Looking at that chart you can see the market rose massively between late 2012 and mid 2015, up over 140%. Then it fell back hard. Having stabilised it’s back on a rising trend.
The big increase was driven by a government policy to weaken the Japanese currency, the yen, and give a big boost to exporters’ profits. The weak yen policy worked surprisingly well for a while, but more recently went into reverse. More on that in a minute.
By my estimates a Japanese index of large stocks good for long term total returns of between 8% and 9% a year, measured in yen. That’s pretty attractive in a low yield world.
Japanese investors and others may or may not get enticed back into this market, now that it has a more reasonable valuation. But the government looks set to keep throwing money at it whatever happens. There’s a really good chance that prices could be driven much higher due to a renewed surge in valuation multiples.
If those multiples rise then annual returns from Japanese stocks could easily be well into double digits over the next couple of years. That’s adding business growth, dividends and the P/E increase together.
If the P/E goes up by, say, 20% over two years investors could make around 40% overall. If the P/E rises more quickly they might make 30% over 12 months, perhaps more.
In fact, if Japanese stocks traded at similar levels to the MSCI Europe index in two years time, with a P/E of 21, then the total profit would run to 70-80% (and still leave it 20% cheaper than the expensive US market).
But now we get to the crux. Since 2012 the government has been trying to weaken the yen to boost exporting companies. This cuts domestic costs, meaning they can price products more competitively on global markets. But even if manufacturing is done overseas – and much of it is – as the yen weakens foreign profits become worth more in yen terms. That drives up yen earnings and boosts the stock market.
After a period of deliberate weakening the currency reversed strongly. Between late 2012 and mid 2015 the yen lost a third of its value against the US dollar. But since mid 2015 about a half of that advantage has reversed. The following chart shows how many yen can be bought with one US dollar, meaning a rising line is a weakening yen and vice versa.
Dollar-yen exchange rate, past five years.
There’s a high chance that the government will try to get the yen back on track again – meaning driving it down against the dollar (a rising line on the chart). That will be good for Japanese stocks.
But there’s a catch for non-Japanese investors. Yen stock prices could race up once again, as happened between late 2012 and mid 2015. But if the yen falls then most of those gains could be wiped out by the currency fall.

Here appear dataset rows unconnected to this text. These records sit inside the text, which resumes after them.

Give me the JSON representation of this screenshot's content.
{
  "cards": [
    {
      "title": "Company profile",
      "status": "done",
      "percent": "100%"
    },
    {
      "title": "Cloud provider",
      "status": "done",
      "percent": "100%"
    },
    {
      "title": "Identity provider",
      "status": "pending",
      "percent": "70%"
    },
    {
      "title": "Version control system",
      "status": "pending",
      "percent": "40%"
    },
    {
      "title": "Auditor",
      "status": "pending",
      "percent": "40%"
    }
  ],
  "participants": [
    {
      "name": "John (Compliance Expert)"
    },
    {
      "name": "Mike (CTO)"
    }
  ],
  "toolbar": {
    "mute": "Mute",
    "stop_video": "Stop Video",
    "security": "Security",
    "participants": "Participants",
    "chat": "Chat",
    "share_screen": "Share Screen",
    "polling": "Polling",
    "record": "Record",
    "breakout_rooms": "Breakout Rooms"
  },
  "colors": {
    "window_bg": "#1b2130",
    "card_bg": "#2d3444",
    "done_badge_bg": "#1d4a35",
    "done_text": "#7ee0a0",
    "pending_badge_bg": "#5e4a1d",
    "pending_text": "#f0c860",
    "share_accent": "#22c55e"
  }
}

…if you buy Japanese stocks today, you must have a currency hedge. It means you’ll get the gains of rising stock prices in yen, without suffering the losses from a falling yen itself.

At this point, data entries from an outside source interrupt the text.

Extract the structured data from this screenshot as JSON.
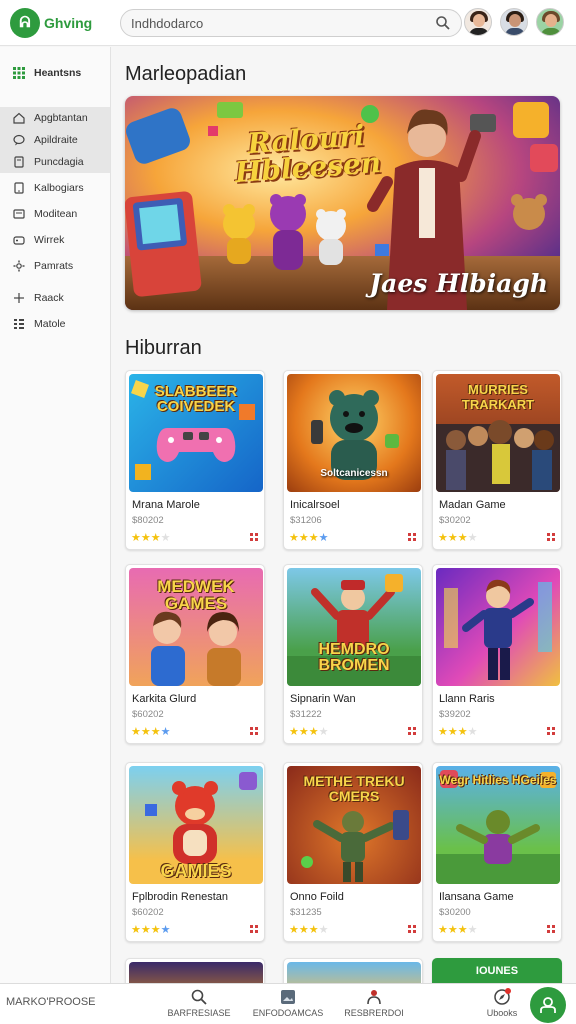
{
  "app": {
    "logo_mark": "ᕱ",
    "logo_text": "Ghving"
  },
  "search": {
    "value": "Indhdodarco"
  },
  "sidebar": {
    "header": "Heantsns",
    "items": [
      {
        "label": "Apgbtantan",
        "icon": "home-icon"
      },
      {
        "label": "Apildraite",
        "icon": "chat-icon"
      },
      {
        "label": "Puncdagia",
        "icon": "doc-icon"
      },
      {
        "label": "Kalbogiars",
        "icon": "tablet-icon"
      },
      {
        "label": "Moditean",
        "icon": "card-icon"
      },
      {
        "label": "Wirrek",
        "icon": "gamepad-icon"
      },
      {
        "label": "Pamrats",
        "icon": "gear-icon"
      },
      {
        "label": "Raack",
        "icon": "arrows-icon"
      },
      {
        "label": "Matole",
        "icon": "list-icon"
      }
    ]
  },
  "featured": {
    "title": "Marleopadian",
    "hero_title": "Ralouri Hbleesen",
    "hero_caption": "Jaes Hlbiagh"
  },
  "catalog": {
    "title": "Hiburran",
    "cards": [
      {
        "name": "Mrana Marole",
        "price": "$80202",
        "rating": 3,
        "thumb_text": "SLABBEER COIVEDEK"
      },
      {
        "name": "Inicalrsoel",
        "price": "$31206",
        "rating": 4,
        "thumb_text": "Soltcanicessn"
      },
      {
        "name": "Madan Game",
        "price": "$30202",
        "rating": 3,
        "thumb_text": "MURRIES TRARKART"
      },
      {
        "name": "Karkita Glurd",
        "price": "$60202",
        "rating": 4,
        "thumb_text": "MEDWEK GAMES"
      },
      {
        "name": "Sipnarin Wan",
        "price": "$31222",
        "rating": 3,
        "thumb_text": "HEMDRO BROMEN"
      },
      {
        "name": "Llann Raris",
        "price": "$39202",
        "rating": 3,
        "thumb_text": ""
      },
      {
        "name": "Fplbrodin Renestan",
        "price": "$60202",
        "rating": 4,
        "thumb_text": "GAMIES"
      },
      {
        "name": "Onno Foild",
        "price": "$31235",
        "rating": 3,
        "thumb_text": "METHE TREKU CMERS"
      },
      {
        "name": "Ilansana Game",
        "price": "$30200",
        "rating": 3,
        "thumb_text": "Wegr Hitlies HGeiles"
      }
    ],
    "partial_card_label": "IOUNES"
  },
  "bottom_nav": {
    "left_label": "MARKO'PROOSE",
    "tabs": [
      {
        "label": "BARFRESIASE",
        "icon": "search-icon"
      },
      {
        "label": "ENFODOAMCAS",
        "icon": "image-icon"
      },
      {
        "label": "RESBRERDOI",
        "icon": "person-icon"
      },
      {
        "label": "Ubooks",
        "icon": "compass-icon"
      }
    ]
  },
  "colors": {
    "brand": "#2e9b3e",
    "star": "#f4c20d",
    "star_alt": "#5b9bef"
  }
}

This is why, if you buy Japanese stocks today, you must have a currency hedge. It means you’ll get the gains of rising stock prices in yen, without suffering the losses from a falling yen itself.

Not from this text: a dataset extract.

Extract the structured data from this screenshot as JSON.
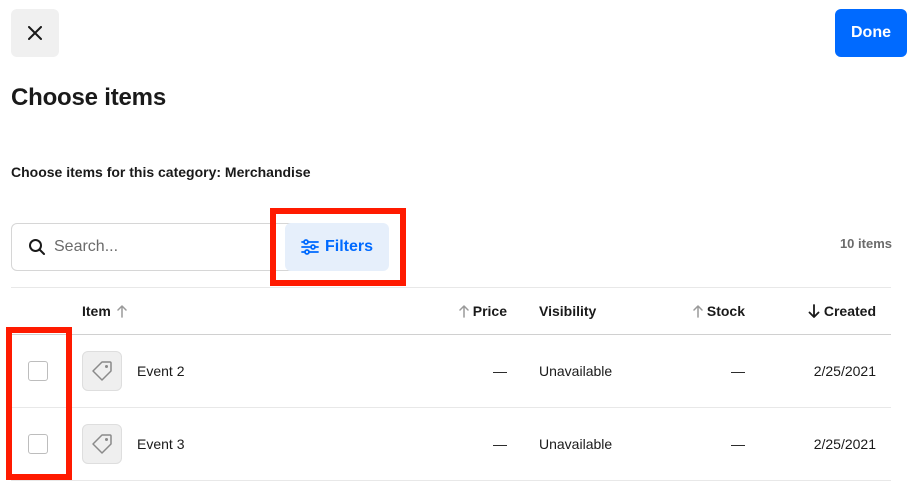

Luckily there are funds that do this for you, making it easy. They invest in the same underlying stocks, but then bet against the local currency. They’re not good long term investment vehicles, due to the ongoing hedging cost. But they’re ideal for a position that you intend to hold for no more than a couple of years.
One easy way to buy currency hedged exposure to Japanese stocks is the Wisdom Tree Japan Hedged Equity Fund (NYSE:DXJ). It’s a big fund that’s been around since June 2006, with US$6.8 billion of funds invested. Fees run to 0.48% a year.
Investors that bought DXJ in late 2012 and sold in mid 2015 made over 80%. That was when stocks were rising and the yen was falling.
One last thing though. If those same investors had held on until today then they would have given back three quarters of their profit. That was as the stock market fell and the yen strengthened.
If the yen continues to strengthen from here then DXJ could fall a lot further. Japanese stock prices would likely fall in yen, plus the currency hedge would lose money as well. You’d get hit twice.
So if you’re going to dip a toe into (currency hedged) Japanese stocks I recommend you set a stop loss. Sell if the US dollar price of DXJ price falls more than 10%. At the time of writing DXJ is trading at US$42.73.
Stay tuned OfWealthers,